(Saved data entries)
══════════

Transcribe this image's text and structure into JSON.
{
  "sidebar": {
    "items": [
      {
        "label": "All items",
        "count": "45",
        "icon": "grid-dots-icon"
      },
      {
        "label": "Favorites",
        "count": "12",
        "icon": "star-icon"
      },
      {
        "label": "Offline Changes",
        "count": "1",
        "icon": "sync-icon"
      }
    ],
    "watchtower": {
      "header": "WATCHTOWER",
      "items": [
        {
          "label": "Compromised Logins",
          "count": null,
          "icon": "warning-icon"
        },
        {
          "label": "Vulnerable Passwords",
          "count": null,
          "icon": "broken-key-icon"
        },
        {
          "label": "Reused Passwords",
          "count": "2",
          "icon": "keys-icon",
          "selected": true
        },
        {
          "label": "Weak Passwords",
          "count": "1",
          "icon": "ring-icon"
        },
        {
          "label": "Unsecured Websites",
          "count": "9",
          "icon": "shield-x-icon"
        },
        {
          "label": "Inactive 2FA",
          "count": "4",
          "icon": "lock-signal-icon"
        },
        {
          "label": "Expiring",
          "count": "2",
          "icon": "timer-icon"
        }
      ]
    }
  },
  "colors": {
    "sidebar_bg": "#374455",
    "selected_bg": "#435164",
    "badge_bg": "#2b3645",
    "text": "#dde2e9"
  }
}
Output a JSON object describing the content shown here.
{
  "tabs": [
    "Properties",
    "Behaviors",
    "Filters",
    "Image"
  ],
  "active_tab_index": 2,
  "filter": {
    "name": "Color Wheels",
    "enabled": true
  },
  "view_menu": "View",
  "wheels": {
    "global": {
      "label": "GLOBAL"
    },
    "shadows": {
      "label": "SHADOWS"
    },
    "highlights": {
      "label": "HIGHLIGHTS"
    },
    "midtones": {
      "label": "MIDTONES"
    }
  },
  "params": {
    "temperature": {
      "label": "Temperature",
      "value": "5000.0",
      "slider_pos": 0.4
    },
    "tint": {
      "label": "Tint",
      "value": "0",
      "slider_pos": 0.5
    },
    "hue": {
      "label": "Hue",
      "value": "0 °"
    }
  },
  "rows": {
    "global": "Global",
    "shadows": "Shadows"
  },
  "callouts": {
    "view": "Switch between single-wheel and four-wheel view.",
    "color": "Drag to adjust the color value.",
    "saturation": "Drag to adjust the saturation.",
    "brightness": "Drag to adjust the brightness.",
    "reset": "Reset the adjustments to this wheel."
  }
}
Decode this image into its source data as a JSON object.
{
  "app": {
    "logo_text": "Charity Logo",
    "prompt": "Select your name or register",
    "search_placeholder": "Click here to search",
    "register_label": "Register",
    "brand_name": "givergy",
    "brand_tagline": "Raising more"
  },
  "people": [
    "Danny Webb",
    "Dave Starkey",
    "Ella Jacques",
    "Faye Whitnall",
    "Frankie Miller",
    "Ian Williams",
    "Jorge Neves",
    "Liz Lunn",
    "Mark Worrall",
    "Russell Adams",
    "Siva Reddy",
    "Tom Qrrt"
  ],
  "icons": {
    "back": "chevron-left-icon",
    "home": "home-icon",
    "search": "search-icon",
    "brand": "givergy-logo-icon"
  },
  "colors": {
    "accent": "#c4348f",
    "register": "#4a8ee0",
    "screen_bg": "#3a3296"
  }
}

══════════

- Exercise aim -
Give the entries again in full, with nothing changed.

- Answer area -
Transcribe this image's text and structure into JSON.
{
  "sidebar": {
    "items": [
      {
        "label": "All items",
        "count": "45",
        "icon": "grid-dots-icon"
      },
      {
        "label": "Favorites",
        "count": "12",
        "icon": "star-icon"
      },
      {
        "label": "Offline Changes",
        "count": "1",
        "icon": "sync-icon"
      }
    ],
    "watchtower": {
      "header": "WATCHTOWER",
      "items": [
        {
          "label": "Compromised Logins",
          "count": null,
          "icon": "warning-icon"
        },
        {
          "label": "Vulnerable Passwords",
          "count": null,
          "icon": "broken-key-icon"
        },
        {
          "label": "Reused Passwords",
          "count": "2",
          "icon": "keys-icon",
          "selected": true
        },
        {
          "label": "Weak Passwords",
          "count": "1",
          "icon": "ring-icon"
        },
        {
          "label": "Unsecured Websites",
          "count": "9",
          "icon": "shield-x-icon"
        },
        {
          "label": "Inactive 2FA",
          "count": "4",
          "icon": "lock-signal-icon"
        },
        {
          "label": "Expiring",
          "count": "2",
          "icon": "timer-icon"
        }
      ]
    }
  },
  "colors": {
    "sidebar_bg": "#374455",
    "selected_bg": "#435164",
    "badge_bg": "#2b3645",
    "text": "#dde2e9"
  }
}
Output a JSON object describing the content shown here.
{
  "tabs": [
    "Properties",
    "Behaviors",
    "Filters",
    "Image"
  ],
  "active_tab_index": 2,
  "filter": {
    "name": "Color Wheels",
    "enabled": true
  },
  "view_menu": "View",
  "wheels": {
    "global": {
      "label": "GLOBAL"
    },
    "shadows": {
      "label": "SHADOWS"
    },
    "highlights": {
      "label": "HIGHLIGHTS"
    },
    "midtones": {
      "label": "MIDTONES"
    }
  },
  "params": {
    "temperature": {
      "label": "Temperature",
      "value": "5000.0",
      "slider_pos": 0.4
    },
    "tint": {
      "label": "Tint",
      "value": "0",
      "slider_pos": 0.5
    },
    "hue": {
      "label": "Hue",
      "value": "0 °"
    }
  },
  "rows": {
    "global": "Global",
    "shadows": "Shadows"
  },
  "callouts": {
    "view": "Switch between single-wheel and four-wheel view.",
    "color": "Drag to adjust the color value.",
    "saturation": "Drag to adjust the saturation.",
    "brightness": "Drag to adjust the brightness.",
    "reset": "Reset the adjustments to this wheel."
  }
}
Decode this image into its source data as a JSON object.
{
  "app": {
    "logo_text": "Charity Logo",
    "prompt": "Select your name or register",
    "search_placeholder": "Click here to search",
    "register_label": "Register",
    "brand_name": "givergy",
    "brand_tagline": "Raising more"
  },
  "people": [
    "Danny Webb",
    "Dave Starkey",
    "Ella Jacques",
    "Faye Whitnall",
    "Frankie Miller",
    "Ian Williams",
    "Jorge Neves",
    "Liz Lunn",
    "Mark Worrall",
    "Russell Adams",
    "Siva Reddy",
    "Tom Qrrt"
  ],
  "icons": {
    "back": "chevron-left-icon",
    "home": "home-icon",
    "search": "search-icon",
    "brand": "givergy-logo-icon"
  },
  "colors": {
    "accent": "#c4348f",
    "register": "#4a8ee0",
    "screen_bg": "#3a3296"
  }
}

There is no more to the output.